My basic plan involved running the car with the body off to keep the motor cool, keeping the motor at low revs and a rich mixture for a couple of tanks of fuel before tuning it or giving it full throttle. I live in the Southern Highlands of NSW and, as the name suggests, we're quite a way above sea level, so the air is fairly thin which will make the mixture more rich. You tune the motor by turning a screw (you can turn it by hand) on the carburettor, which adjusts the mixture. I found the car would barely run at all until I leaned out the mixture a touch. Then, a couple of taking-it-easy tankfuls of fuel and I could start experimenting with finding the correct tune. Once I found a setting that allowed the car to rev freely while still seeing a faint plume of bluish smoke from the exhaust when accelerating, I ran another tankful of fuel through the car, varying the revs and never holding full throttle for more than a second. If you run the motor too lean it will overheat and possibly seize, so make sure you can see a bit of oil smoke from the exhaust under power. After all this I felt the motor was run in and I could really give it the berries.
Time to Drive
This car really moves when you give it full throttle. The combination of four-wheel drive and good tyres makes it quick off the line, once the centrifugal clutch fully engages. Admittedly I'm used to two-wheel drive buggies on dirt, which spend most of their time spinning the back wheels and sliding around, but this on-road car is a totally different experience. With the default setup I found it would turn hard at full throttle with only a hint of understeer. You could make it slide a little by backing off or even flicking the brake as you turn in, but the car very quickly regains grip and continues on its way. If you want to turn really hard you can use the brake for longer, to get the car really sliding, before opening up the throttle again. If you mess up you can slam the brakes on and bring it to a quick halt. The suspension does a good job of absorbing bumps and ripples in the tarmac, and even with some very aggressive cornering and sliding the car never looked like it was going to flip over. While I was getting used to the car I ran it into a few things at speed with no ill effects, which was a relief.
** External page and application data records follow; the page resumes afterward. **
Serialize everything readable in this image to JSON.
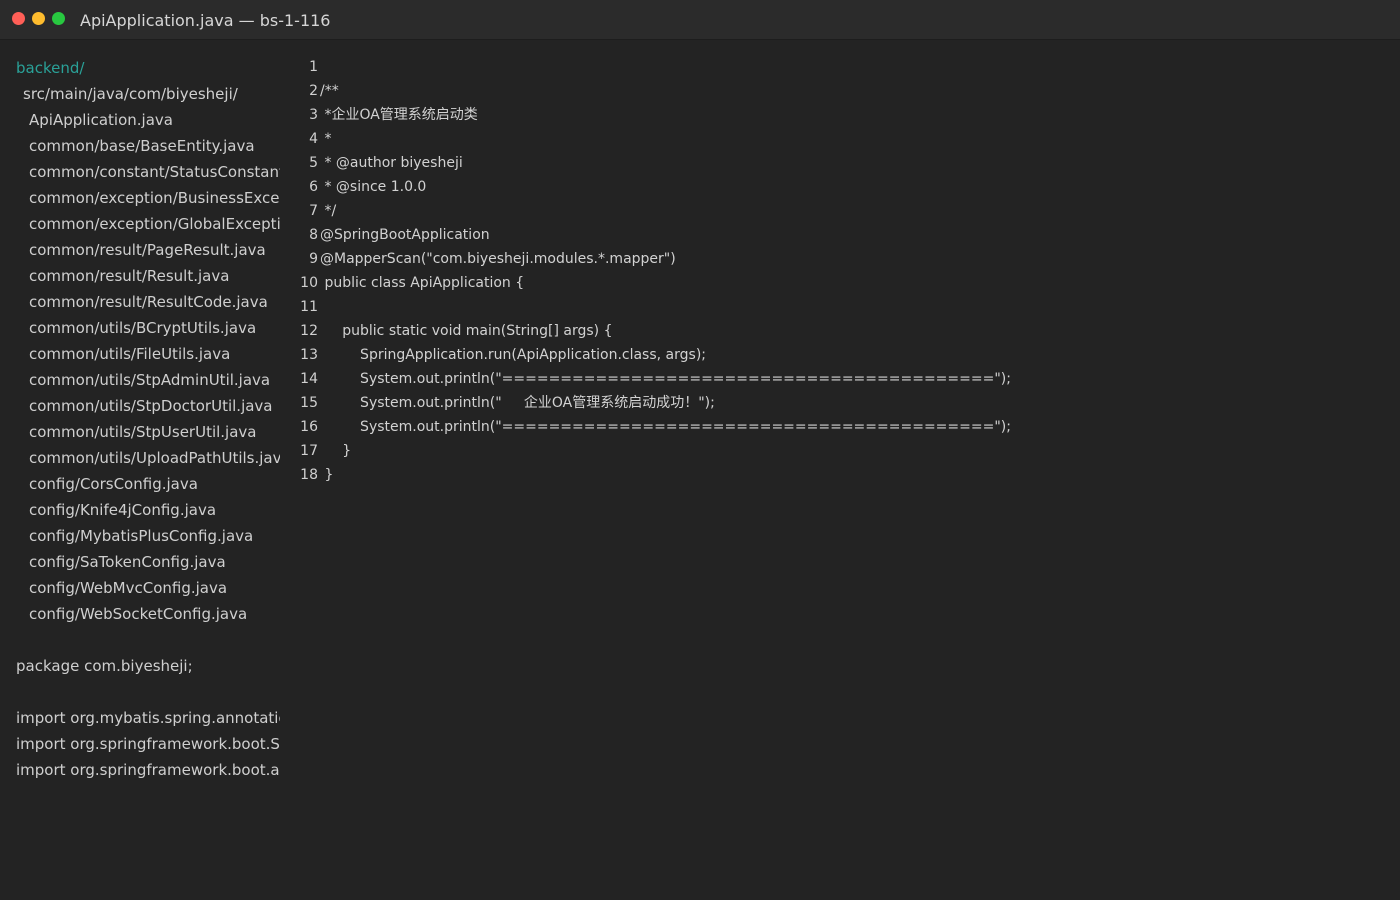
{
  "window": {
    "title": "ApiApplication.java — bs-1-116",
    "colors": {
      "close": "#ff5f57",
      "minimize": "#febc2e",
      "zoom": "#28c840",
      "accent": "#2aa198",
      "background": "#232323"
    }
  },
  "sidebar": {
    "root": "backend/",
    "src": "src/main/java/com/biyesheji/",
    "files": [
      "ApiApplication.java",
      "common/base/BaseEntity.java",
      "common/constant/StatusConstant.java",
      "common/exception/BusinessException.java",
      "common/exception/GlobalExceptionHandler.java",
      "common/result/PageResult.java",
      "common/result/Result.java",
      "common/result/ResultCode.java",
      "common/utils/BCryptUtils.java",
      "common/utils/FileUtils.java",
      "common/utils/StpAdminUtil.java",
      "common/utils/StpDoctorUtil.java",
      "common/utils/StpUserUtil.java",
      "common/utils/UploadPathUtils.java",
      "config/CorsConfig.java",
      "config/Knife4jConfig.java",
      "config/MybatisPlusConfig.java",
      "config/SaTokenConfig.java",
      "config/WebMvcConfig.java",
      "config/WebSocketConfig.java"
    ],
    "preview": [
      "package com.biyesheji;",
      "import org.mybatis.spring.annotation",
      "import org.springframework.boot.Spr",
      "import org.springframework.boot.aut"
    ]
  },
  "editor": {
    "lines": [
      {
        "no": "1",
        "text": ""
      },
      {
        "no": "2",
        "text": "/**"
      },
      {
        "no": "3",
        "text": " *企业OA管理系统启动类"
      },
      {
        "no": "4",
        "text": " *"
      },
      {
        "no": "5",
        "text": " * @author biyesheji"
      },
      {
        "no": "6",
        "text": " * @since 1.0.0"
      },
      {
        "no": "7",
        "text": " */"
      },
      {
        "no": "8",
        "text": "@SpringBootApplication"
      },
      {
        "no": "9",
        "text": "@MapperScan(\"com.biyesheji.modules.*.mapper\")"
      },
      {
        "no": "10",
        "text": " public class ApiApplication {"
      },
      {
        "no": "11",
        "text": ""
      },
      {
        "no": "12",
        "text": "     public static void main(String[] args) {"
      },
      {
        "no": "13",
        "text": "         SpringApplication.run(ApiApplication.class, args);"
      },
      {
        "no": "14",
        "text": "         System.out.println(\"==========================================\");"
      },
      {
        "no": "15",
        "text": "         System.out.println(\"     企业OA管理系统启动成功！\");"
      },
      {
        "no": "16",
        "text": "         System.out.println(\"==========================================\");"
      },
      {
        "no": "17",
        "text": "     }"
      },
      {
        "no": "18",
        "text": " }"
      }
    ]
  }
}
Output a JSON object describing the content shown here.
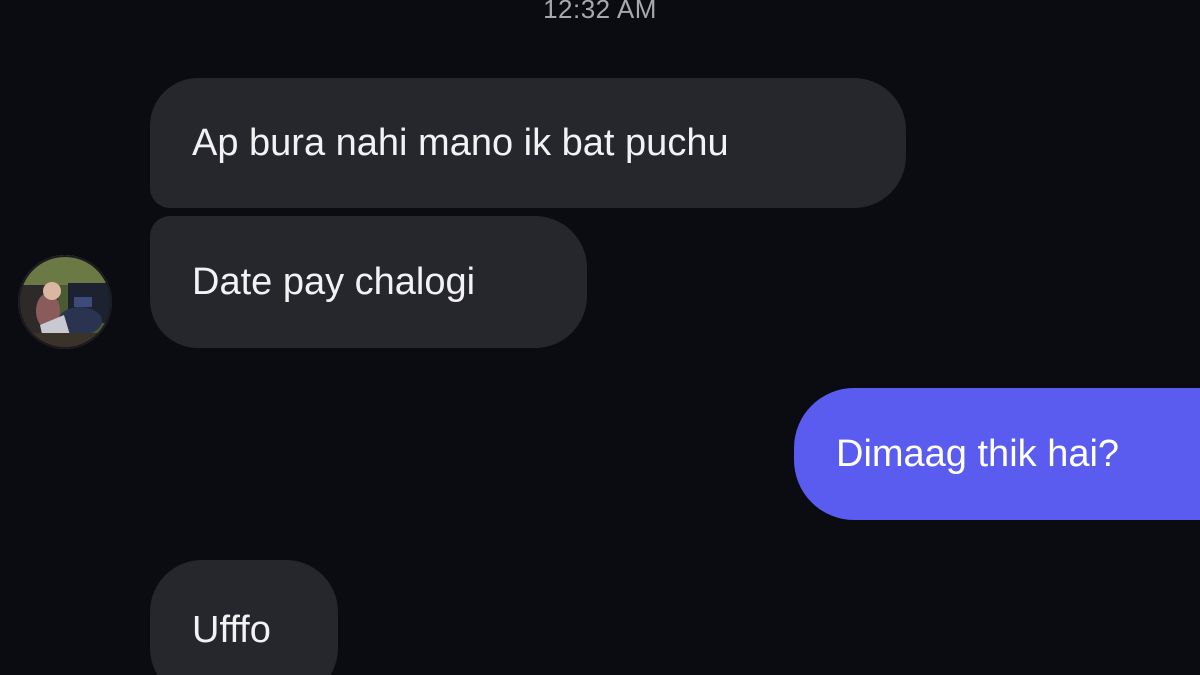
{
  "conversation": {
    "timestamp": "12:32 AM",
    "contact_avatar_icon": "profile-photo-icon",
    "messages": [
      {
        "direction": "incoming",
        "text": "Ap bura nahi mano ik bat puchu"
      },
      {
        "direction": "incoming",
        "text": "Date pay chalogi"
      },
      {
        "direction": "outgoing",
        "text": "Dimaag thik hai?"
      },
      {
        "direction": "incoming",
        "text": "Ufffo"
      }
    ]
  },
  "colors": {
    "background": "#0b0b12",
    "incoming_bubble": "#26262d",
    "outgoing_bubble": "#5a5cf0",
    "timestamp_text": "#a7a7ad"
  }
}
For some bizarre reason I never got an action photo of the car with the shell on. It worked just as well with the shell on, and looked a lot better, but you'll just have to take my word for it. :)